Hiking both the trail is a total of 2.8km return, allow about one hour.
Since the trails are short and easy, they can be hiked by bushwalkers with little experience and only a small amount of fitness is required.
Take time to hear the sounds of the forest and the sounds made by the rushing of the water. Be mindful of what your body perceives in those moments when you are in close contact with nature.
The place is always humid, supporting the growth of the long moss on the trees.
From Wallicher Falls, the trail continues to Gooligans picnic area and from there it is possible to reach Nandroya Falls and Silver Creek Falls, making a much longer hike.
Sketch of the trail along Palmerston Hwy, on Wooroonooran National Park.
After hiking Tchupala Falls and Wallicher Falls trails, drive to the trailhead of Nandroya Falls. The trail starts at Henrietta Creek camping area; it is a short 2 minutes drive on Palmerston Hwy, 2.6km.

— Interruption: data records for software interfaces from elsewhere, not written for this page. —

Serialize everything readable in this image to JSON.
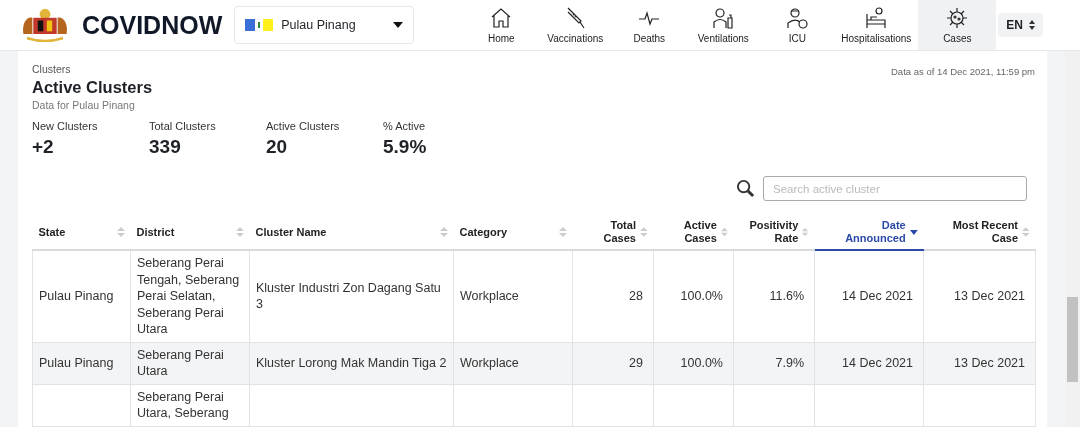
{
  "header": {
    "brand": "COVIDNOW",
    "state_select": {
      "value": "Pulau Pinang"
    },
    "nav": [
      {
        "label": "Home",
        "selected": false
      },
      {
        "label": "Vaccinations",
        "selected": false
      },
      {
        "label": "Deaths",
        "selected": false
      },
      {
        "label": "Ventilations",
        "selected": false
      },
      {
        "label": "ICU",
        "selected": false
      },
      {
        "label": "Hospitalisations",
        "selected": false
      },
      {
        "label": "Cases",
        "selected": true
      }
    ],
    "language": "EN"
  },
  "section": {
    "eyebrow": "Clusters",
    "title": "Active Clusters",
    "subtitle": "Data for Pulau Pinang",
    "updated": "Data as of 14 Dec 2021, 11:59 pm"
  },
  "stats": [
    {
      "label": "New Clusters",
      "value": "+2"
    },
    {
      "label": "Total Clusters",
      "value": "339"
    },
    {
      "label": "Active Clusters",
      "value": "20"
    },
    {
      "label": "% Active",
      "value": "5.9%"
    }
  ],
  "search": {
    "placeholder": "Search active cluster"
  },
  "table": {
    "columns": [
      {
        "label": "State",
        "sorted": false
      },
      {
        "label": "District",
        "sorted": false
      },
      {
        "label": "Cluster Name",
        "sorted": false
      },
      {
        "label": "Category",
        "sorted": false
      },
      {
        "label": "Total Cases",
        "sorted": false
      },
      {
        "label": "Active Cases",
        "sorted": false
      },
      {
        "label": "Positivity Rate",
        "sorted": false
      },
      {
        "label": "Date Announced",
        "sorted": true
      },
      {
        "label": "Most Recent Case",
        "sorted": false
      }
    ],
    "rows": [
      {
        "state": "Pulau Pinang",
        "district": "Seberang Perai Tengah, Seberang Perai Selatan, Seberang Perai Utara",
        "cluster_name": "Kluster Industri Zon Dagang Satu 3",
        "category": "Workplace",
        "total_cases": "28",
        "active_cases": "100.0%",
        "positivity_rate": "11.6%",
        "date_announced": "14 Dec 2021",
        "most_recent_case": "13 Dec 2021"
      },
      {
        "state": "Pulau Pinang",
        "district": "Seberang Perai Utara",
        "cluster_name": "Kluster Lorong Mak Mandin Tiga 2",
        "category": "Workplace",
        "total_cases": "29",
        "active_cases": "100.0%",
        "positivity_rate": "7.9%",
        "date_announced": "14 Dec 2021",
        "most_recent_case": "13 Dec 2021"
      },
      {
        "district": "Seberang Perai Utara, Seberang"
      }
    ]
  }
}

From Henrietta Creek camping area, cross the footbridge over Henrietta Creek.
The sign marks the start of the walk.
Keep following the trail and when you see the intersection, just take the left branch of the trail. The trail leads to Nandroya Falls, which is about 1.7km long.
Walking the trail in a clockwise direction, on your right you can see the Nandroya trail, just follow the left branch.

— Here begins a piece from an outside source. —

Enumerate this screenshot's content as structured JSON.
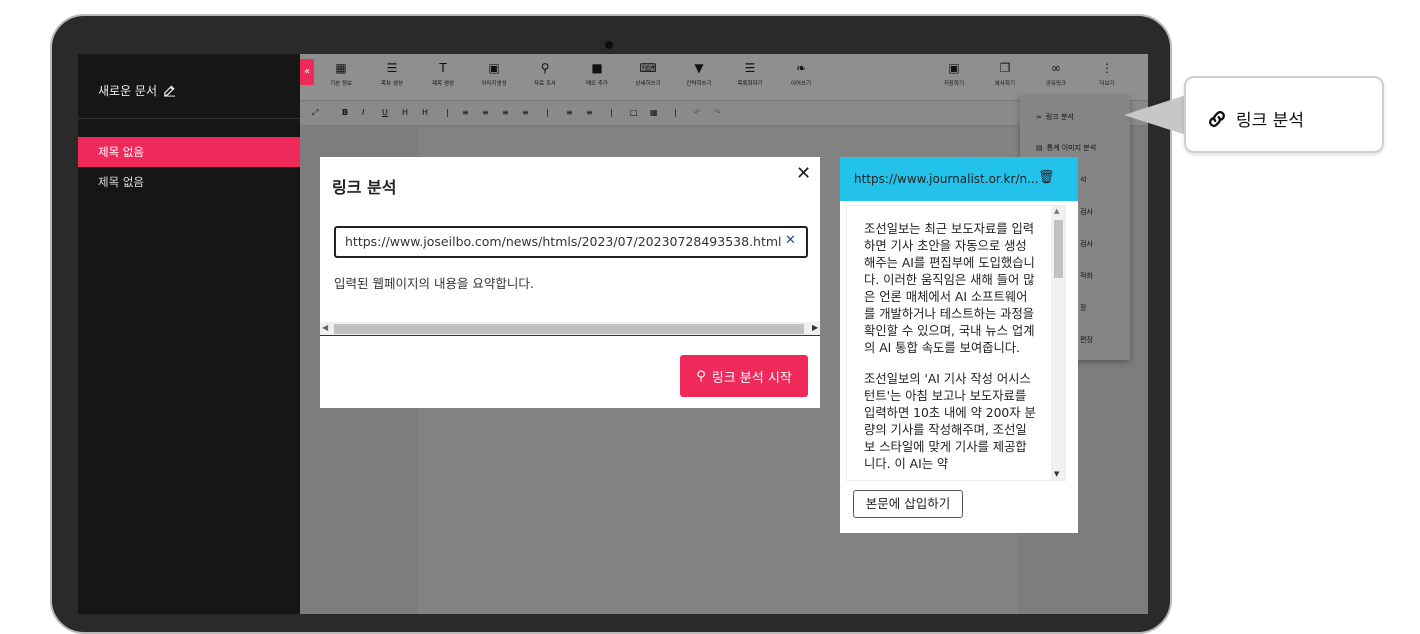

Before arriving at Nandroya Falls, you pass Silver Creek Falls, 10 metres drop waterfall.
Nandroya Falls is formed by Douglas Creek which drops in a narrow 50 metres fall from the basalt rocks.
What to Bring.
Bring plenty of water, 1.5 litres and healthy snacks.
Hiking gear: a medium hiking backpack, hiking clothes: long trousers and shirt with long sleeves are preferable; hiking ankle supportive boots; gaiters; first aid kit; insect repellent, preferably in the form of cream; hat, sunscreen, gloves; light raincoat; tissues; mobile phone; walking poles if you like to use them.
The root system of a tree in the rainforest on Nandroya Falls trail.
Hiking in the surviving rainforests in Wooroonooran National Park which have international importance and value. Therefore, the Gondwana Rainforests are listed in the UNESCO World Heritage.
Good to Know.
A fungi in the rainforest resembles the shape of a sea coral.
The Gondwana Rainforests of Australia are situated on the east coast, along the Great Escarpment. The remarkable ancient shield volcanic craters, and the high number of rare plants and animals, have international value for science and conservation.
Australia was part of a great land mass called Gondwana which later broke up and formed the continents. The Gondwana Rainforests still today contain unique plants and animals that are descendants from the oldest lineage. For these reasons, the Gondwana Rainforest is listed in the UNESCO World Heritage.
Australia has twenty World Heritage Sites in the UNESCO World Heritage List, including the Great Barrier Reef, Shark Bay in Western Australia, Fraser Island, Australia Convict Sites and Lord Howe Island.
On the trail to the summit of Bartle Frere.
From Cairns is about 1 hour and half, 113km drive travelling on the Bruce Hwy. Near Innisfail, take Palmerstone Hwy and travel for about 20 minutes, 30km to the head trail of Tchupala and Wallicher Falls.
There is a small area just off Palmerston Hwy, probably is better to drive a bit further and park the car on the dirt road on the left.
Then keep driving for about two minutes to Henrietta Creek camping area. The hike to Nandroya Falls starts after crossing the footbridge.
The starting of the tail is just off Palmerstone Hwy, it can be easily missed.
]LINK https://www.dcceew.gov.au/parks-heritage/heritage/about/world-heritage#:~:text=Australia%20has%2020%20sites%20inscribed,to%20the%20cultural%2C%20social%20and/ https://www.dcceew.gov.au/parks-heritage/heritage/about/world-heritage#:~:text=Australia%20has%2020%20sites%20inscribed,to%20the%20cultural%2C%20social%20and]
More Articles by the Author.
Explore the Atherton Tablelands in a Week
Josephine Falls, Wooroonooran National Park
Hike to Big Rock Camp, Mount Bartle Frere
Australian Butterfly Sanctuary
262396 - 2023-09-06 10:01:28